Awwww, how cute. (Except for the 100 babies. This mom is curious what has a six-year-old thinking he’s going to have 100 babies.) But Mommy loves her Munchkin. What she doesn’t seem to like, however, is that little guy isn’t getting the likes he should … the likes she says she fears “he” will internalize as some reflection of unworthiness when he’s old enough to understand such things

“Guys I am gonna be perfectly honest. … Instagram never liked my Munchkin and it killed me inside,” Bowers confessed in an emotional caption. “His photos never got as many likes. Never got comments. From a statistical point of view, he wasn’t as popular with everyone out there.”

What? This loving mom is lamenting her son’s lack of popularity on Instagram?

The post goes on: “My insufficiency caused this statistical deficit because obviously my Munch should get ALL the love and squinty eyes are totally adorable.”

An all-out plea for likes ended the post. It was sad to read. Sadder still, because Bower seems to be blaming the internet for the backlash she received, instead of looking to the confused package she presents by fixating on her son’s apparent lack of likes. (There was a reason for the disclaimer she posted, insisting she doesn’t like her children based on how popular they are on Instagram.)

So, what do you think? Were you triggered to know about Bower’s least liked child? Offended that reaction to her “honesty” was so brutal?
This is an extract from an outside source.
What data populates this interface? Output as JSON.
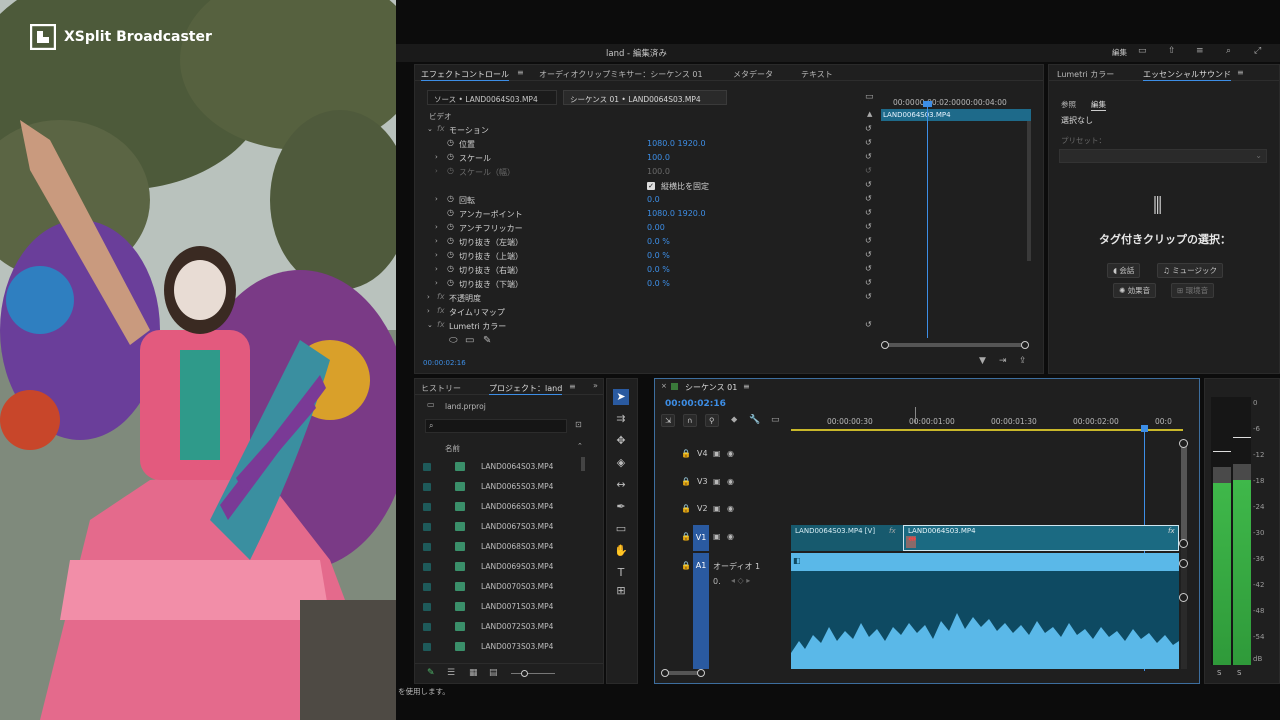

Feeling bad for Munch who’ll have to deal with his mom’s inadequacies one day?

One commentator had this to say:

Where’s a student union representative or teachers memo when you need one?